This is a post by Andrew Bruce Smith, Director at Escherman. Andrew will be the trainer at our workshop, Measuring Social Media with Google Analytics, on Tuesday 18th June in London. Find out more and register here.
Google’s announcement regarding Universal Analytics (UA) back in October 2012 probably didn’t register much beyond the hard core of Google Analytics users.
However, with the roll out of the availability of UA as a public beta to all new Google Analytics (GA) users since March 2013, there is no doubt that Universal Analytics will remain a big topic over the rest of the year.
So what exactly is Universal Analytics? And why should anyone be bothered about it? More specifically, what are the implications for social media?
On a technical level, Universal Analytics is a brand new version of the Google Analytics tracking code. But the real difference is that this new code will track a lot more than just website visits. Google Analytics is based on an older analytics tool called Urchin, acquired by Google in 2005. However, the history of Urchin itself stretches back to 1998. A lot has happened in the intervening years, but fundamentally Google Analytics is still currently about tracking website visits.

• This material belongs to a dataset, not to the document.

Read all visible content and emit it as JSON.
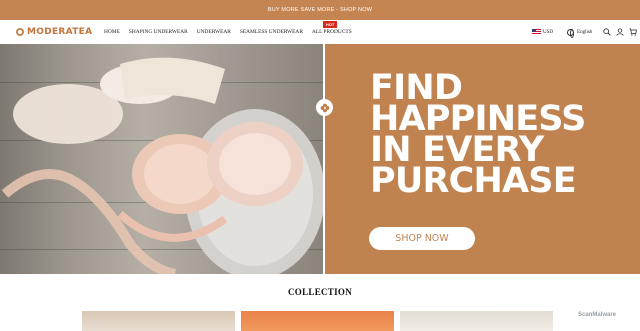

Universal Analytics moves away GA away from being a visit oriented tool to a visitor based tool – a subtle, but crucially important difference. One of the key benefits with the introduction of Universal Analytics will be the ability to track the behaviour of visitors across platforms and devices, and to be able track activity on any web-enabled device (it also means that Universal Analytics can track offline conversions too).
The driver for this change is quite simply the complex, multi-device, multi-context world we live in.Google published some fascinating research results towards the end of last yearwhich revealed much about the modern day consumer. For example, according to Google, 90pc of all media interaction today is done via a screen – TV, PC, laptop, tablet, smartphone. Not only that but most common Internet activity now involves multiple devices at different times of the day in different contexts.
For example, 80pc of smart phone users will apparently consult their device within 15 minutes of waking up. Our online time is spread between 4 primary devices. The smart phone is increasingly where Internet activity of any kind begins. According to Google, 90pc of all consumers use different screens sequentially to achieve certain tasks. And 66pc of all social networking activity starts on a smart phone (according to Twitter, 80pc of all UK users access the platform via mobile).
Here is a typical example. Someone accesses Facebook on their smart phone in the morning, then uses Twitter at work on a desktop PC, before returning home at night to watch TV as well as Tweet from a tablet – so called dual screening.
The challenge for GA in its current incarnation is that if any of the above activity drove visits to your site, they would all be treated as different visitors. GA wouldn’t know that it was the same person visiting the site from say Facebook on a smartphone, and Twitter via both a desktop PC and a tablet.
One of the many promises of Universal Analytics will be the ability to piece this data together to form a complete picture of visitors based upon the reality of their multi-device, multi-context environment. This deeper level of insight into how people use social media and how that drives value is going be a very powerful tool for anyone who needs to measure and understand the benefits they are getting from social media.
But ultimately it is the move from being a visit led to a visitor based tool that holds out the most exciting opportunities for GA users to better understand their social audiences in a complex, multi-device, multi interaction world.
To learn more about Universal Analytics and what it means for social media join Andrew at our Measuring Social Media with Google Analytics half-day workshop, on the 18th June in London. Full details, programme and ticket booking here.